But it was adamant the science it relied on, from the U.S. Climate Change Science Program, the National Research Council, and the U.N.'s Intergovernmental Panel on Climate Change, was sound.
SCIENCE NOT QUESTIONED
"The report importantly does not question or even address the science used or the conclusions reached -- by the EPA under this and the previous administration -- that greenhouse gas pollution pose a threat to the health and welfare of the American people," an EPA source said.
Senator Inhofe said that the EPA relied heavily on the U.N.'s climate science panel to make the finding, a claim rejected by EPA administrator Lisa Jackson who has pointed out it also relied on the National Academy of Sciences, the National Research Council and others.
The EPA issued its endangerment finding after the Supreme Court ruled in 2007 the agency could regulate the emissions under the Clean Air Act. The agency had to conclude the emissions were harmful before regulating them.
Since then the EPA has embarked on rules to reduce the emissions from sources including power plants, oil refineries and vehicles.
Last week the Republican-controlled House passed a bill to block the EPA rules, saying they would cost industry billions of dollars and kill jobs. But the measure faces an uphill battle in the Senate and President Barack Obama has vowed to veto it. [ID:nS1E78M1HT]
Environmentalists said the report did nothing to question the science.
"Nothing in this report questions the agency's ability to move forward with global warming emissions rules," said Francesca Grifo, the science integrity director at the Union of Concerned Scientists.
"The inspector general made it clear that EPA followed current guidelines for ensuring that it based its decision on robust scientific analysis."
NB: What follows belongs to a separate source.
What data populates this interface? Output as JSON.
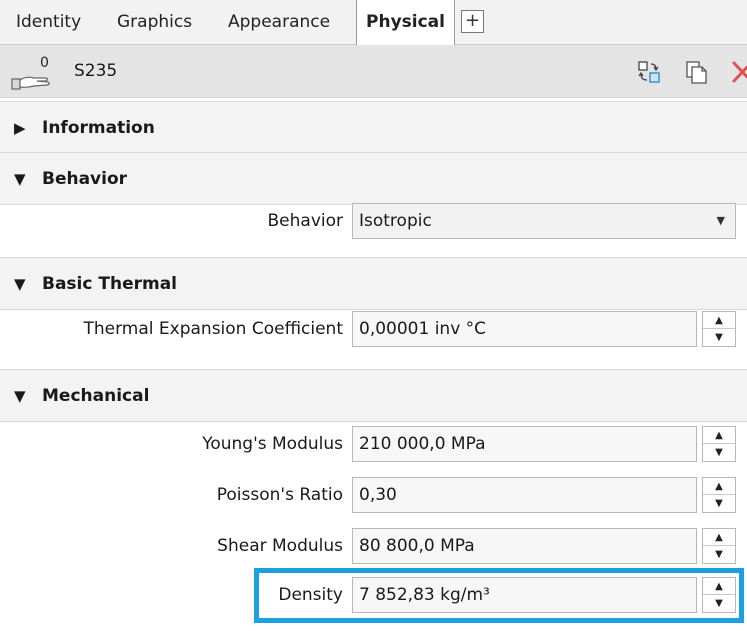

(Reporting by Timothy Gardner; Editing by David Gregorio and Bob Burgdorfer)